According to a report published by PBS, not only are more older adults becoming homeless, the baby boomer generation is being affected at the fastest rate. According to the Census Bureau, in the next seven years 10,000 people will turn 65 every day in the country and all members of the baby boomer generation will then be 65 or older. And, in the next ten years, for the first time in U.S. history, older adults are projected to outnumber children under 18.
While not enough research is being done to connect the prevalence of dementia and correlate its impact on the homeless community, it is clear that the infrastructure to support the complex needs of our burgeoning and diverse older adults is not working. There is a critical need for an intensive community-based care navigation system to support aging adults who live alone with dementia, like Mrs. Jones.
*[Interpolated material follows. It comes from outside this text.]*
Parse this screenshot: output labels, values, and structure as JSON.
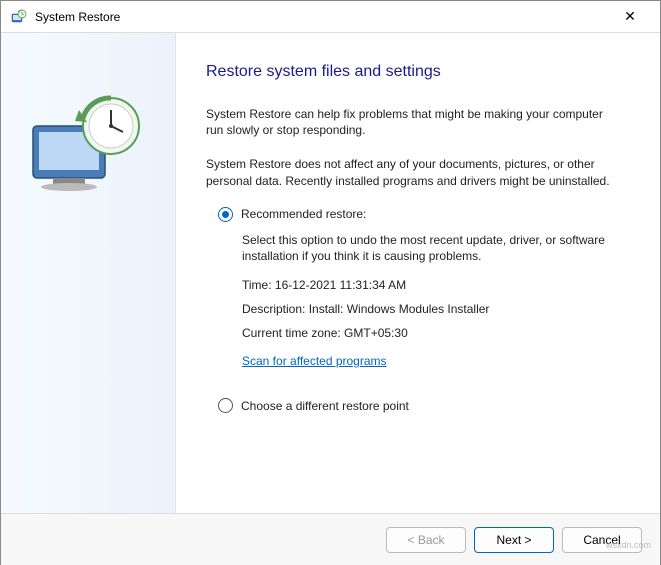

The reality is that, like many older adults in DC and throughout the nation, Mrs. Jones has little to no social support system outside of her physical and mental health providers.
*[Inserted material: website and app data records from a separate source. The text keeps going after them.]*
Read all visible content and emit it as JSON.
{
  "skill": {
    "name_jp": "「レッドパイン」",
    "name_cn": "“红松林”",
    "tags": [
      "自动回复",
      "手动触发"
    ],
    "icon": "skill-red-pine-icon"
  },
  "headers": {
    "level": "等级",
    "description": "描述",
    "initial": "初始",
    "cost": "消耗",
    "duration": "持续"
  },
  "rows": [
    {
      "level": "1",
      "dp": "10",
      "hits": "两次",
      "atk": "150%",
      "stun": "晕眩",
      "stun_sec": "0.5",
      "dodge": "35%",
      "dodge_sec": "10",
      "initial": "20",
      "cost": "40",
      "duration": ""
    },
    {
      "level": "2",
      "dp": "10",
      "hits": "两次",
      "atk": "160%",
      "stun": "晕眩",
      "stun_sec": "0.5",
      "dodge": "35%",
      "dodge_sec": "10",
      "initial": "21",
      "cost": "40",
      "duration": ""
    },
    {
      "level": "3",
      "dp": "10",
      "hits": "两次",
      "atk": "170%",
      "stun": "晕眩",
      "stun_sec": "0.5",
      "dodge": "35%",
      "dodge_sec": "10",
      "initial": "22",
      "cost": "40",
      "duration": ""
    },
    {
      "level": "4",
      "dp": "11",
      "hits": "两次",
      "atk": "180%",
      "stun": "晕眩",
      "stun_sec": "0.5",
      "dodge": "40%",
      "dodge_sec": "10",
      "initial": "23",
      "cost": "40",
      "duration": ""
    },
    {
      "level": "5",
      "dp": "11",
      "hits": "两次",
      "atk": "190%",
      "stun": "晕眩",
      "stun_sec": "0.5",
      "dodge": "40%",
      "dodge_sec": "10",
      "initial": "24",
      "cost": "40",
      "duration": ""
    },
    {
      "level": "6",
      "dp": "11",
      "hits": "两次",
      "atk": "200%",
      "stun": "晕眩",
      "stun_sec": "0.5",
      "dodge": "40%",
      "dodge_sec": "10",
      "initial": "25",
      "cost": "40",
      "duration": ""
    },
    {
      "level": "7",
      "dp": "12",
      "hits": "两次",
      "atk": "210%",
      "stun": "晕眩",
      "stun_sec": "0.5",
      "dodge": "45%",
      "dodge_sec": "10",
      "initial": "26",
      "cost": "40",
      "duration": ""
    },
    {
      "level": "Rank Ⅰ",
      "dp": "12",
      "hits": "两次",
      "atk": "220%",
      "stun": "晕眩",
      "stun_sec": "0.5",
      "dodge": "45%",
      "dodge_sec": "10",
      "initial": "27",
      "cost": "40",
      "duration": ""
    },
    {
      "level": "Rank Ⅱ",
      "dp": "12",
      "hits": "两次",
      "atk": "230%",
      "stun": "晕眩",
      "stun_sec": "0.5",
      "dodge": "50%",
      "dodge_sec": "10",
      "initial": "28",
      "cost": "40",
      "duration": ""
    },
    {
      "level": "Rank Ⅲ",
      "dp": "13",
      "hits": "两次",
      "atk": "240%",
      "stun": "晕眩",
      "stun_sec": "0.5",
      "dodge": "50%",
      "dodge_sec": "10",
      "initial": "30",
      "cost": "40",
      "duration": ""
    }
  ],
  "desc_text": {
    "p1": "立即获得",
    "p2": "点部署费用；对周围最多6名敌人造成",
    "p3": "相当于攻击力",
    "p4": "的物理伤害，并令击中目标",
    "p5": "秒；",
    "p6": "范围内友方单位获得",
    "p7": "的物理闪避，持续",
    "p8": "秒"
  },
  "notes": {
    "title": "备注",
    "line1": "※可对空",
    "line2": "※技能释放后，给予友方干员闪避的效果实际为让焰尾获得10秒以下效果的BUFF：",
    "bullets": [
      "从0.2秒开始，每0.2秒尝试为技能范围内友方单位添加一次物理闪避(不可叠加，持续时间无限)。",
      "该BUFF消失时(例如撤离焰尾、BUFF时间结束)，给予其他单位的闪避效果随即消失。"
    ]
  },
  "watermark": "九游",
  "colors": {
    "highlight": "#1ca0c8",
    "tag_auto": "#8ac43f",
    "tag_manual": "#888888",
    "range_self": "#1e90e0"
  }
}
Over a period of six weeks, our staff at Iona Senior Services stepped in to support Mrs. Jones and provided her with individualized dementia care management while helping her navigate the often overly complicated medical and housing system. Because of our work, she is now in a safe, skilled nursing facility with around-the-clock care. If Iona’s staff had not been involved, Mrs. Jones would be on the streets, in a shelter, or continuing to experience repeated hospitalizations which would have undoubtedly led to a far more devastating outcome. Mrs. Jones’ experience is just one of the thousands of individuals we often forget about or do not have the opportunity to hear. Our society needs to do better for Mrs. Jones and the thousands in the city and millions of older adults just like her throughout the country.
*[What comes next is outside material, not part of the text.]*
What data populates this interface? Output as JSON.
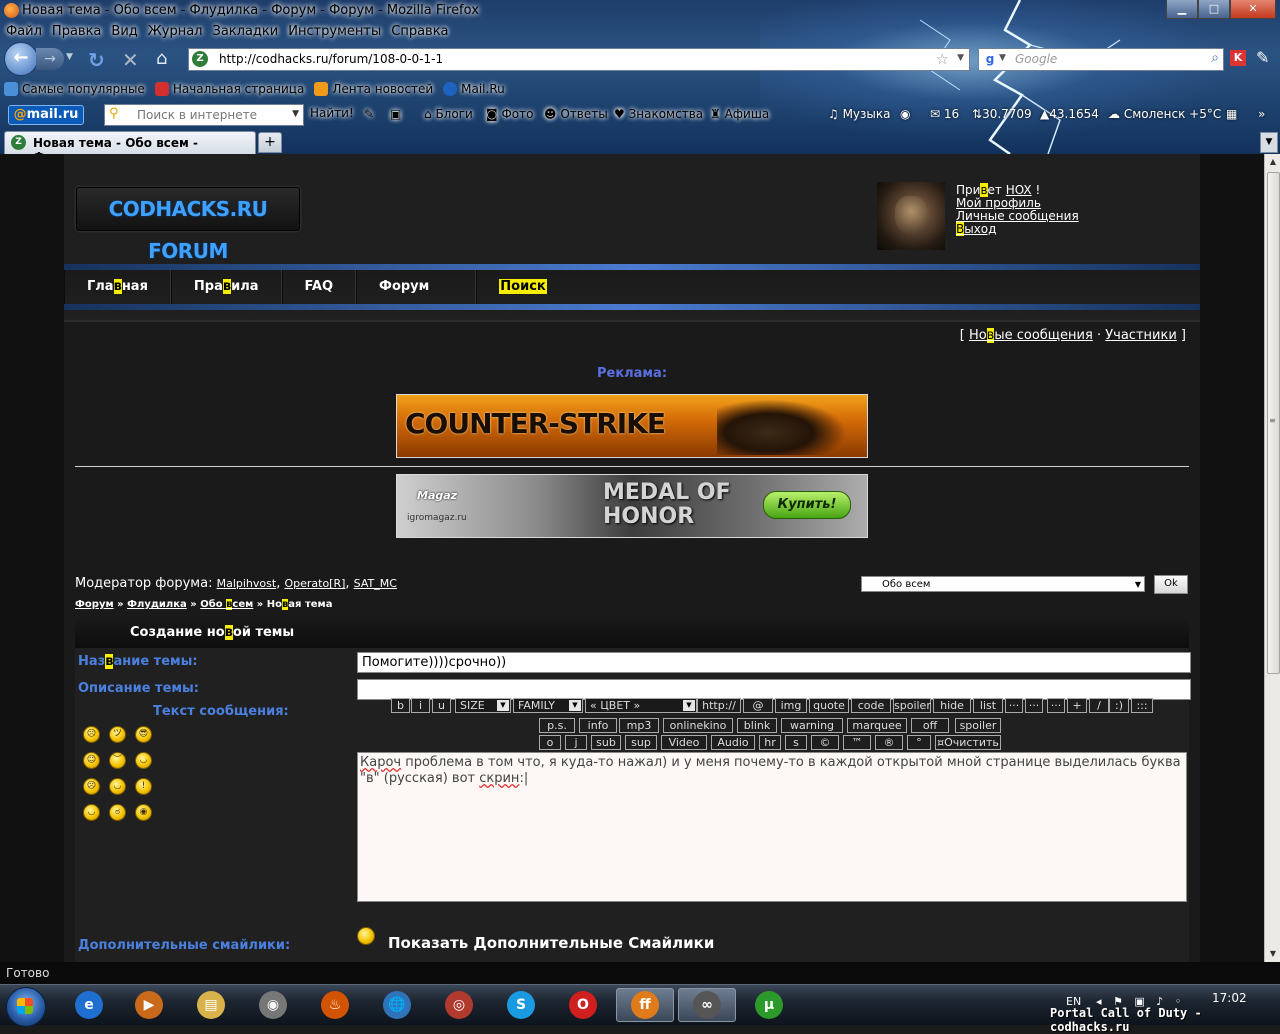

We all can contribute to this critical need and help create change by reaching out to our elected officials to advocate for the urgent need in our communities. Older Americans month is a reminder that aging isn’t someone else’s story, it’s ours. We have the opportunity to ensure our most vulnerable, those aging and living in the margins of society are cared for with dignity, just like you or I would want for ourselves.
Lastly, I want to share with you the powerful and inspiring testimonies of individuals who utilize Iona’s services. They all took time to testify before the DC City Council about the importance of Iona’s work and the partnership we have with the older adults of the city. I hope their words and courage ignite in us the motivation to do the work of creating real systems change for our most vulnerable older adults.
The video links and testimony timestamps are below.
Joon – 22:00 (Iona Senior Services)
Mary – 1:59:00 (In-Home Peer Support)
Joy – 2:04:25 (St. Alban’s)
Ana – 2:10:15 (In-Home Peer Support)
Michele – 2:14:15 (Money Management)
Thomas – 2:20:25 (Money Management)
Joon – 1:36:10 (Iona Senior Services)
Irene – 2:31:20 (Around Town DC)
Edie – 2:33:46 (Around Town DC)
Stevie – 2:37:22 (Caregiver son Dementia Navigator)
Theresa – 2:42:13 (Around Town DC)
Anne – 3:40:55 (Around Town DC)
Jackie – 3:43:45 (Caregiver daughter Adult Day Health Dementia Care and Respite)
Brandy – 3:46:10 (Caregiver daughter Adult Day Health Dementia Care and Respite)
Mary – 4:04:59 (In-Home Peer Support)
Jim – 4:08:50 (In-Home Peer Support)
Esmerelda – 4:42:35 (Adult Day Health)
Barbara – 4:46:47 (Adult Day Health)
John – 4:51:10 (Adult Day Health)
Chief Executive Officer